Art of the Millennium : One Man's Millennium
Henkin, Stephen, The World and I
Perhaps no other contemporary artist expresses the adventuresome yet introspective nature of the Norwegian national character more than Vebjorn Sand. Trained in the classical techniques of the Old Masters, the highly publicized, 33-year-old artist has been commissioned by a large real-estate developer in Oslo to build a great glass star to welcome the new millennium. The illuminated star, which is currently slated to float over Oslo on New Year's Eve, will be permanently installed at Gardermoen Naeringspark, near the new Oslo Airport, on January 2.
Sand's conceptual take on the structure, first conceived by the German astronomer Johannes Kepler (1571--1630), employs one of the five bodies of Platonic symmtery, the icosahedron, as its basic form. The star, composed of twenty three-sided pyramids radiating from the core icosahedron, has arms covered with faceted glass, which gives the whole work an open and ethereal quality. Measuring 45 1/2 feet high by 45 1/2 feet wide, it will become the tallest sculpture in Norway at 146 feet when placed on its pedestal tower.
"I am inspired by the pentagon," says Sand. "You can find these Platonic forms everywhere. You find them in microcosmic and microscopic forms."
The artist proposes to debut his Kepler Star at the same site as his Trollslottet (Troll Castle) exhibit: high above Oslo near the Holmenkollen ski jump.
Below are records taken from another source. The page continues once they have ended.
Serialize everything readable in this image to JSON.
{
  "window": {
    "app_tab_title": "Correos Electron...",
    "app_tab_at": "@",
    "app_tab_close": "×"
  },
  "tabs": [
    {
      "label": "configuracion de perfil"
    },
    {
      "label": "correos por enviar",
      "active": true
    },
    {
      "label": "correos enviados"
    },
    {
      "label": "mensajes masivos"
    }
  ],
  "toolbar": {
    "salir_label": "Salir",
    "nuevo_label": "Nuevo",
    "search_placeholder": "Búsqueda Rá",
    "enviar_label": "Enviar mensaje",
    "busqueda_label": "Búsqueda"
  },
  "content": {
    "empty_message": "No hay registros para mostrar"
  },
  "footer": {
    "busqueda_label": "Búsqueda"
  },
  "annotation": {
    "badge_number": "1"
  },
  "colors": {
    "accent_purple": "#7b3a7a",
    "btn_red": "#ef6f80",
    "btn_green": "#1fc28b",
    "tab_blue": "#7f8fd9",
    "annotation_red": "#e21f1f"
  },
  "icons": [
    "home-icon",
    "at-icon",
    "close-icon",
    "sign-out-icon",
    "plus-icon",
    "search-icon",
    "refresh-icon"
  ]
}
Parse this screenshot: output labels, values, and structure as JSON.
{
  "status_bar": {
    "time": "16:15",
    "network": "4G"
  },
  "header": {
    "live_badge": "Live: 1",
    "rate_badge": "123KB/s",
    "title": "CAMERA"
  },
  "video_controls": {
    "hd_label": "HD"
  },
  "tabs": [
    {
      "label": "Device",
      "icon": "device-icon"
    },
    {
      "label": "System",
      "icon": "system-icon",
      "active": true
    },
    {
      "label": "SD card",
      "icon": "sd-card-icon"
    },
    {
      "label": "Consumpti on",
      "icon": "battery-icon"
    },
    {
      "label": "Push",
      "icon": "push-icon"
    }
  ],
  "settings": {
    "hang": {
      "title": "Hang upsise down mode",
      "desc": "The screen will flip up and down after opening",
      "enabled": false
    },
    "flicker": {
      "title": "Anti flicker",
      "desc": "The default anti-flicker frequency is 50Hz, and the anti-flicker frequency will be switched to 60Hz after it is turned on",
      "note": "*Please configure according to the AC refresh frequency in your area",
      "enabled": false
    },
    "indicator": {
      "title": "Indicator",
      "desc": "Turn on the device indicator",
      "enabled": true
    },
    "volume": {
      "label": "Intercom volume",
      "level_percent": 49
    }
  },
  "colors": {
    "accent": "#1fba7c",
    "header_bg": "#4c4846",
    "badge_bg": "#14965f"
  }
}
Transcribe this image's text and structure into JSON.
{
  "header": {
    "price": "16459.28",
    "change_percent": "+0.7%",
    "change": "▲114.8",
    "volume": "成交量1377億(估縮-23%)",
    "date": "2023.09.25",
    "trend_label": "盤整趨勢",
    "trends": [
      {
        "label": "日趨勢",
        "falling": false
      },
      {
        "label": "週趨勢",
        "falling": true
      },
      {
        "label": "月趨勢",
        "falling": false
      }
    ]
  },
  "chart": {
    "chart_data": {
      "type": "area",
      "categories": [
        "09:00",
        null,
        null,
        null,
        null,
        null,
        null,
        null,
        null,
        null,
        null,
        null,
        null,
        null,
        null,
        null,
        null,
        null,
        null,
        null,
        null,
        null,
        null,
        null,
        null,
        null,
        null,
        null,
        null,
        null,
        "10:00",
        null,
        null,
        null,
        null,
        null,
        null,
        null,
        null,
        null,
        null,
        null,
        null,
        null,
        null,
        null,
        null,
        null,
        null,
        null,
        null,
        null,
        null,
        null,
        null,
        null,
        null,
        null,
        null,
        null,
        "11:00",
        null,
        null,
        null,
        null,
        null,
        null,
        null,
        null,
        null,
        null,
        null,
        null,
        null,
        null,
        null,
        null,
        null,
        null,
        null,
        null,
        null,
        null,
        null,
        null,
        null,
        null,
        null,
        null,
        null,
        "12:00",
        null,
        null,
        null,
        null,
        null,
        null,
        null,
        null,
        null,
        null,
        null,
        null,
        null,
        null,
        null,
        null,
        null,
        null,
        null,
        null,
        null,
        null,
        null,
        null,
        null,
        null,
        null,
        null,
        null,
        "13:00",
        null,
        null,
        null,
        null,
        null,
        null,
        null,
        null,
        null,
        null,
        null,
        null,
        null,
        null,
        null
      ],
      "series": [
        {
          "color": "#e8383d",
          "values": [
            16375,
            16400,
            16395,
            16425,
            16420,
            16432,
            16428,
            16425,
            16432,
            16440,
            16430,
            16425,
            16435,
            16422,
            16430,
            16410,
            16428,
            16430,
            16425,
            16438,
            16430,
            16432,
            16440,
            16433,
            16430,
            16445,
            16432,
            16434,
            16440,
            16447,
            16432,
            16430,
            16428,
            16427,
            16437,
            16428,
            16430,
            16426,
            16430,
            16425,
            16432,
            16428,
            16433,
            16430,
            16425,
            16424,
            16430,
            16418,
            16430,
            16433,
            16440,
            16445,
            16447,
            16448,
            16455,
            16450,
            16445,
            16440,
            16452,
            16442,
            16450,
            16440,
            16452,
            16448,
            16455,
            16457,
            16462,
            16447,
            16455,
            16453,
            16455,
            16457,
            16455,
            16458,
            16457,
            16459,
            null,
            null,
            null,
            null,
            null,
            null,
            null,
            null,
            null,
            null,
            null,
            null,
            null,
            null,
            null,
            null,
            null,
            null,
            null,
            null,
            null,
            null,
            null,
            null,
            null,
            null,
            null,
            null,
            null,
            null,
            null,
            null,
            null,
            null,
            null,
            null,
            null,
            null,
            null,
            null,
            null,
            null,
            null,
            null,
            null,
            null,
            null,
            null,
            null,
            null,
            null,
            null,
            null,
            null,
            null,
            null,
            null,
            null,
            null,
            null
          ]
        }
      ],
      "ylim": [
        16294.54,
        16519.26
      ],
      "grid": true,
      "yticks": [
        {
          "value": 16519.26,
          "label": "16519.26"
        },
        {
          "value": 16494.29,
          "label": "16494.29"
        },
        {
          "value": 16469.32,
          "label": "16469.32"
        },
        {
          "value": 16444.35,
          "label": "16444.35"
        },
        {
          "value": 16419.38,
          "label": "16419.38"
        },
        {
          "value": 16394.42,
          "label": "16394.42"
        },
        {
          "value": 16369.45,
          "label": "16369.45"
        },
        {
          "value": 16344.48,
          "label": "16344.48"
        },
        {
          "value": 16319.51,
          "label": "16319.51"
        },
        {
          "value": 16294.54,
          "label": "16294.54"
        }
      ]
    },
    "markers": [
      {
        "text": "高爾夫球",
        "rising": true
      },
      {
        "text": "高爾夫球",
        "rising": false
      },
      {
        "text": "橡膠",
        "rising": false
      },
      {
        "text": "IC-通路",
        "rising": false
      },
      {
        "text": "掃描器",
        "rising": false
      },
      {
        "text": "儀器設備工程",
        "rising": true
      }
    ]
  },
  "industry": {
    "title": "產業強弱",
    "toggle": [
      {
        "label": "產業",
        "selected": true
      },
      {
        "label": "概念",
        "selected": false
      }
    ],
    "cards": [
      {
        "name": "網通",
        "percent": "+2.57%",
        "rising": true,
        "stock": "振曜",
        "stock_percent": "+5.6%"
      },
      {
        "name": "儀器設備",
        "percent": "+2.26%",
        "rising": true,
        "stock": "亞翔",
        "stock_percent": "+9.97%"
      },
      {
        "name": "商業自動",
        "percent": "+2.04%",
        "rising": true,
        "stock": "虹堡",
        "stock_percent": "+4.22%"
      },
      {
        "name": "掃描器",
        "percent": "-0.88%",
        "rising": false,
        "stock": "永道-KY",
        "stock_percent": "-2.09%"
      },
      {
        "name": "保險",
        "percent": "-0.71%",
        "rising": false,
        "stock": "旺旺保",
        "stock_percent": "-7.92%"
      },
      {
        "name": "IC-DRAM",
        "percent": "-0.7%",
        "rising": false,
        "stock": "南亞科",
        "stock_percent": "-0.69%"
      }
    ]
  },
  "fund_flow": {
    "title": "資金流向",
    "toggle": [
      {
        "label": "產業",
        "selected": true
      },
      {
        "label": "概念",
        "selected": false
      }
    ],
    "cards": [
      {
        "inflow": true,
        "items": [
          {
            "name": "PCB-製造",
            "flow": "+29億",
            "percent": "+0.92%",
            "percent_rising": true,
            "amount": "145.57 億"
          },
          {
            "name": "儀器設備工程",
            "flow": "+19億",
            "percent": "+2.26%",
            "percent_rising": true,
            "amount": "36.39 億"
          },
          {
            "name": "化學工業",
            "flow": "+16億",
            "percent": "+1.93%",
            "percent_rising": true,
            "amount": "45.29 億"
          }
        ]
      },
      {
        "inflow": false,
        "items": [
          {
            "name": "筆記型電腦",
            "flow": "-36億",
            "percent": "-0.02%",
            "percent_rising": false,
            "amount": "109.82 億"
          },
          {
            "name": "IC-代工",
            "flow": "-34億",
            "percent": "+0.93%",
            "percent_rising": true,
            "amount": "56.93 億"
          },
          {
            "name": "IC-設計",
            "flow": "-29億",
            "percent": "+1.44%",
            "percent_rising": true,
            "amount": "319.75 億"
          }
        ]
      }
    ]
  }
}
Lit from within, the prototype star will be on display for all of Oslo to see during the holiday season. "We will float it over the capital and move it over to the new airport. It will become a landmark. It will be seen all over Oslo--really visible by the moon and from the air."
"No other countries are taking a millennial approach [to such artistic projects]," he asserts.
The Troll Castle itself was a phenomenally successful public installation that grew out of two of Sand's expeditions (1994, '97) to Antarctica (he was invited to participate as an artist). "Most of the expeditions were kind of visual explorations," he explains.
Upon his return, and in collaboration with renowned production designer John-Kristian Alsaker, he created a ten-tower structure of ice and snow over an armature of fiberglass and steel. Housed within humidity- controlled glass cases were Sand's mysterious and haunting oil paintings, in a robust, natural-themed setting.
"After the second trip [to Antarctica] I saw a beautiful mountain called the Troll Castle. That was part of their ice desert," says Sand, recalling his inspiration. "Part of my vision was to bring the beauty of Antarctica--a sense of adventure and travel--back to Norway and work with other artists to make the dream into reality," says Sand. "Every Norwegian has a dream of walking through the wilderness, of walking along through the ice."
The artist notes that explorers like Robert Scott and Edward Wilson brought artists with them to Antarctica. "An artist came to the South Pole in 1911. On the body of Wilson they found, after sixty or seventy years, a painting," he notes.
Another of Sand's millennial projects drawing upon classical influences is the construction in Norway of a bridge designed by Leonardo da Vinci in 1502. Originally commissioned by Sultan Bajazet II to span the Bosporus, the 1,155-foot-long Golden Horn Bridge has been scaled down to a 190-foot-long wooden version and moved some 1,500 miles north to suburban Oslo, where it will become a pedestrian and cyclist bridge spanning the highway between Norway and Sweden. …